California will be the first state to get an earthquake early warning system.
The bill, which was introduced by Senator Alex Padilla (D-Pacoima), requires the Office of Emergency Services (OES) to develop a comprehensive statewide earthquake early warning system to alert Californians in advance of shaking from an earthquake.
“When it comes to earthquakes in California, it is not a matter of if, but when,” said Padilla. “With Governor Brown’s signature, the process of developing a statewide earthquake early warning system has begun. When the system is up and running, Californians will be provided critical seconds to take cover, assist loved ones, or pull over safely to the side of the road. It will allow time to stop a train and power down critical infrastructure. Most importantly, it will save lives,” he said.
The OES, along with the California Seismic Safety Commission, California Institute of Technology (Caltech), the California Geological Survey (CGS), UC Berkeley(UCB), and the U.S. Geological Survey (USGS),will lead the effort to develop the early warning system. The system would issue alerts based on data from a range of seismometers around California located at fault lines and densely populated areas. The data would be processed by “primary-wave” (p-wave), followed by “secondary wave” (s-wave).

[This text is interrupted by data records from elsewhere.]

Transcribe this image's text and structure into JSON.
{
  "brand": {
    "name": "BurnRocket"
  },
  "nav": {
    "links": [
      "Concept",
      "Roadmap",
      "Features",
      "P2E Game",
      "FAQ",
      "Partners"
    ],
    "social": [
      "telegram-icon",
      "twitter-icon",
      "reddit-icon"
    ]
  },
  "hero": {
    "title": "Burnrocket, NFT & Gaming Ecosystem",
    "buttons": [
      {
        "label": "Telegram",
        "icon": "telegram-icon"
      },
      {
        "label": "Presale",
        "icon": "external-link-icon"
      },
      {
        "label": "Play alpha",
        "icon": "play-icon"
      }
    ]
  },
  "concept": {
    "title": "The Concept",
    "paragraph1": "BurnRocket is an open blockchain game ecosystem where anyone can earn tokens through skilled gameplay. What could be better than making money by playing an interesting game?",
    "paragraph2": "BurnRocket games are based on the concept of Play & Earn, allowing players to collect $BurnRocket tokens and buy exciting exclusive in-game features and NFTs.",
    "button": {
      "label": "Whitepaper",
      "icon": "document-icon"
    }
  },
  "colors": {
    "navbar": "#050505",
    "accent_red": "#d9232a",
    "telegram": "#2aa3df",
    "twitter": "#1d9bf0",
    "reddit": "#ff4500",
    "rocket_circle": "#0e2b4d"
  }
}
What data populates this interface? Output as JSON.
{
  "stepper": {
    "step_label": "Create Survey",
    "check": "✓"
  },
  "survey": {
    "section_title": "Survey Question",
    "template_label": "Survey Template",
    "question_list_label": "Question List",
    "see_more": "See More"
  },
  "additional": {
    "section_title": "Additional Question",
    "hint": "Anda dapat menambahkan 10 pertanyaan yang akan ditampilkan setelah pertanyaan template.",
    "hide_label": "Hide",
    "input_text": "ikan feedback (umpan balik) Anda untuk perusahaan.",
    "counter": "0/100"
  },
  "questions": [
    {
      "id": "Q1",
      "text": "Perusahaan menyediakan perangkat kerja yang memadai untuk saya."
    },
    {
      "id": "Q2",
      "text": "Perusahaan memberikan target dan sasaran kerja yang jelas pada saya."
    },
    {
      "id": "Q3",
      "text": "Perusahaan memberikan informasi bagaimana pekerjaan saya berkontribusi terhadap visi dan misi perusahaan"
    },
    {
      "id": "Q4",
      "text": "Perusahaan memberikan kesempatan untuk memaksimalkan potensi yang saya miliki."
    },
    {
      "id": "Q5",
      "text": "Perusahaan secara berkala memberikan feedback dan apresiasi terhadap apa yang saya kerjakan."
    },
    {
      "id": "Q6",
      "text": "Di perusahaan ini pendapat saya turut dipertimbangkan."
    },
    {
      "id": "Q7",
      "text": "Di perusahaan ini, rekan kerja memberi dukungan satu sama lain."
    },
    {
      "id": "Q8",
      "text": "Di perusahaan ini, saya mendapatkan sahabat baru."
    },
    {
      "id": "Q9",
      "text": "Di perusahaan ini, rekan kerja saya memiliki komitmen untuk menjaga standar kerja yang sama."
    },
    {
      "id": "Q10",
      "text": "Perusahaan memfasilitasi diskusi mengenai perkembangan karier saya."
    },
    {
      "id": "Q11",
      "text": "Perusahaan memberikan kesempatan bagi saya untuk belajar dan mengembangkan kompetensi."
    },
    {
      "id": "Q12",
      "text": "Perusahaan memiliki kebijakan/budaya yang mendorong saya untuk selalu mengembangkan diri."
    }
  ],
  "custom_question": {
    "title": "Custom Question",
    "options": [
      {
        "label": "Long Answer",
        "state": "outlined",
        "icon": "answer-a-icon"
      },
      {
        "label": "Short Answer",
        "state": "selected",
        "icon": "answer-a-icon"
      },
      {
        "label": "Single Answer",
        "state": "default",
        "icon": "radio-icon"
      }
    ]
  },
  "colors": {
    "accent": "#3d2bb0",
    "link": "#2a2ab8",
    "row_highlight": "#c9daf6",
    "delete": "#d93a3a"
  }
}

Funding for the project will be determined by the beginning of 2016.